What to produce
What lines of the data below hold the string "selected"? Copy each one out.

--- Data for processing Enclosed Below ---

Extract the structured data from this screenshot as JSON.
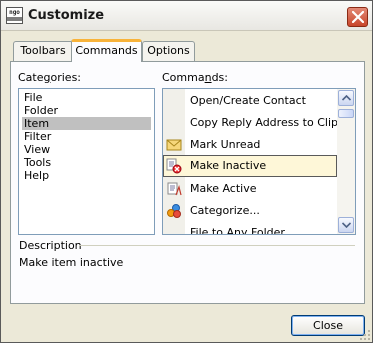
{
  "window": {
    "title": "Customize",
    "app_icon_text": "ngo"
  },
  "tabs": [
    {
      "label": "Toolbars",
      "active": false
    },
    {
      "label": "Commands",
      "active": true
    },
    {
      "label": "Options",
      "active": false
    }
  ],
  "categories": {
    "label_pre": "Cate",
    "label_u": "g",
    "label_post": "ories:",
    "items": [
      "File",
      "Folder",
      "Item",
      "Filter",
      "View",
      "Tools",
      "Help"
    ],
    "selected": "Item"
  },
  "commands": {
    "label_pre": "Comma",
    "label_u": "n",
    "label_post": "ds:",
    "items": [
      {
        "label": "Open/Create Contact",
        "icon": "none"
      },
      {
        "label": "Copy Reply Address to Clipboa",
        "icon": "none"
      },
      {
        "label": "Mark Unread",
        "icon": "envelope-icon"
      },
      {
        "label": "Make Inactive",
        "icon": "make-inactive-icon"
      },
      {
        "label": "Make Active",
        "icon": "make-active-icon"
      },
      {
        "label": "Categorize...",
        "icon": "categorize-icon"
      },
      {
        "label": "File to Any Folder",
        "icon": "none"
      }
    ],
    "selected": "Make Inactive"
  },
  "description": {
    "label": "Description",
    "text": "Make item inactive"
  },
  "buttons": {
    "close": "Close"
  }
}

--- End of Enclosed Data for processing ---

Written response
    "selected": "Item"
    "selected": "Make Inactive"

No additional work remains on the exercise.